What is expected
Below are the records; copy every line in them that holds the string "apps".

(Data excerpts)
>>>>

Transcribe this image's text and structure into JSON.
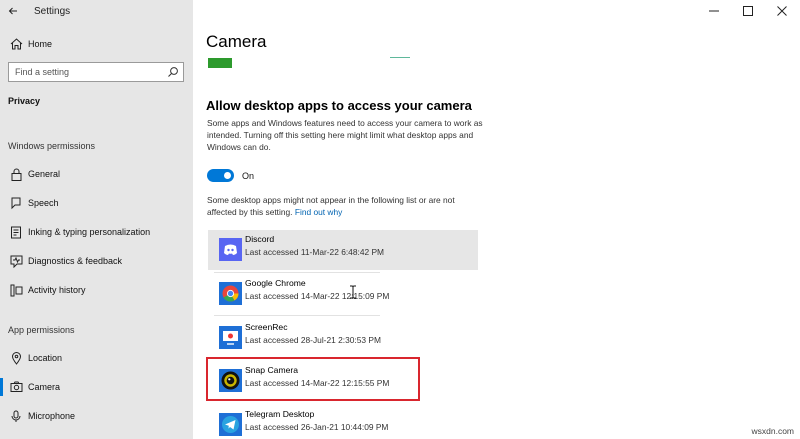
{
  "window": {
    "title": "Settings"
  },
  "sidebar": {
    "home_label": "Home",
    "search_placeholder": "Find a setting",
    "category": "Privacy",
    "sections": [
      {
        "label": "Windows permissions",
        "items": [
          {
            "label": "General",
            "icon": "lock-icon"
          },
          {
            "label": "Speech",
            "icon": "microphone-speech-icon"
          },
          {
            "label": "Inking & typing personalization",
            "icon": "inking-icon"
          },
          {
            "label": "Diagnostics & feedback",
            "icon": "diagnostics-icon"
          },
          {
            "label": "Activity history",
            "icon": "activity-history-icon"
          }
        ]
      },
      {
        "label": "App permissions",
        "items": [
          {
            "label": "Location",
            "icon": "location-icon"
          },
          {
            "label": "Camera",
            "icon": "camera-icon",
            "selected": true
          },
          {
            "label": "Microphone",
            "icon": "microphone-icon"
          }
        ]
      }
    ]
  },
  "main": {
    "page_title": "Camera",
    "section_heading": "Allow desktop apps to access your camera",
    "description": "Some apps and Windows features need to access your camera to work as intended. Turning off this setting here might limit what desktop apps and Windows can do.",
    "toggle": {
      "state_label": "On",
      "on": true
    },
    "note_text": "Some desktop apps might not appear in the following list or are not affected by this setting.",
    "note_link": "Find out why",
    "apps": [
      {
        "name": "Discord",
        "last_accessed": "Last accessed 11-Mar-22 6:48:42 PM",
        "icon": "discord-icon"
      },
      {
        "name": "Google Chrome",
        "last_accessed": "Last accessed 14-Mar-22 12:15:09 PM",
        "icon": "chrome-icon"
      },
      {
        "name": "ScreenRec",
        "last_accessed": "Last accessed 28-Jul-21 2:30:53 PM",
        "icon": "screenrec-icon"
      },
      {
        "name": "Snap Camera",
        "last_accessed": "Last accessed 14-Mar-22 12:15:55 PM",
        "icon": "snap-camera-icon"
      },
      {
        "name": "Telegram Desktop",
        "last_accessed": "Last accessed 26-Jan-21 10:44:09 PM",
        "icon": "telegram-icon"
      }
    ]
  },
  "watermark": "wsxdn.com",
  "colors": {
    "accent": "#0078d7",
    "sidebar_bg": "#e6e6e6",
    "highlight_border": "#d9262e",
    "link": "#0063b1"
  }
}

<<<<

Answer for this exercise
    "section_heading": "Allow desktop apps to access your camera",
    "description": "Some apps and Windows features need to access your camera to work as intended. Turning off this setting here might limit what desktop apps and Windows can do.",
    "note_text": "Some desktop apps might not appear in the following list or are not affected by this setting.",
    "apps": [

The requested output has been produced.